Bekerja Sama: A Summer Internship with GK Indonesia
by Eddy Trang
My internship experience with GK Indonesia this summer was one that I am very grateful for. While encountering many challenging moments, particularly those relating to language and cultural barriers while working with staff members and local Rusunawa community residents, it was still a very enlightening and productive experience.
I learned about the complications and challenges of working in an NGO that deals directly with community members. I learned about different ways to approach youth in particularly poor urban areas and about what really matters to them, such as school and having enough social activities. Most importantly, I gained a better understanding of the various levels and factors that can affect development at the community level. Decisions at the board level and even the implementation process undertaken by staff members significantly affect the outcome of community development projects. Through interning for GK Indonesia, I learned of the value and importance of 'bekerja sama," meaning teamwork and working together for a common cause.

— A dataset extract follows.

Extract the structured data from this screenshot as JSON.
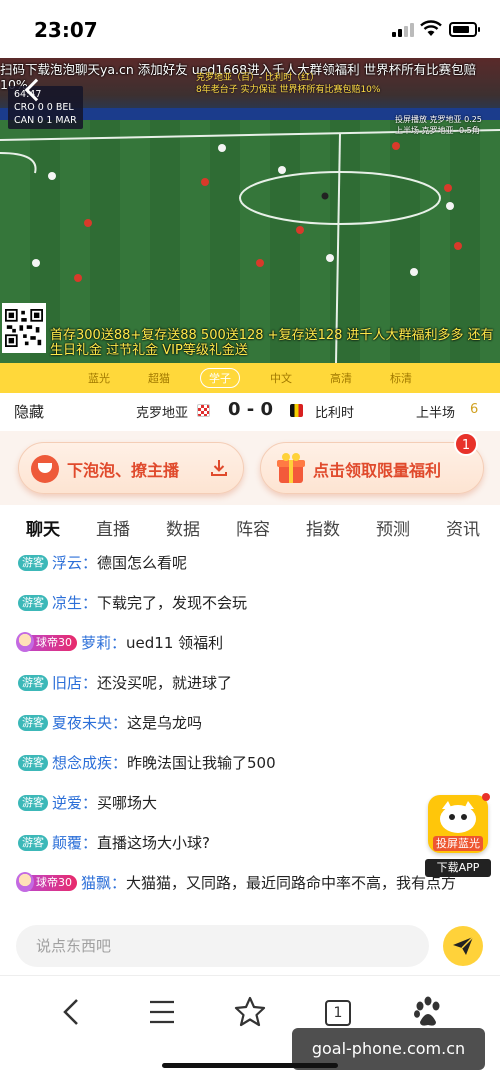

Working with the GK staff members and the local leaders of the Rusunawas, I directly saw Indonesia's culture of "Gotong Royong"-a concept that explains the idea of several groups of people working together to achieve a shared objective that provides communal value. The sprit of communal work was alive and strong within the GK communities and because of this, we as GK interns were able to accomplish many tasks together with the organization and the community members.
Lastly, I would like to say thank you and express my sincere gratitude to everyone I encountered this summer. As with my previous experiences in Indonesia, the environment we were welcomed into was everything I expected and more. The immense warmth, friendliness, and positive attitudes of everyone we encountered from the founders of GK Indonesia, Ed and Maricel, those at JIS, YPO, GK staff members, all the way down to the local Rusunawa residents, all inspired us to work hard everyday and to help contribute to the empowerment of underprivileged youth in the Rusunawa communities.
Eddy Trang is a second year post graduate student from the Johns Hopkins School of Advanced International Studies (SAIS). He is concentrating in Southeast Asian studies and is pursuing a career in international development.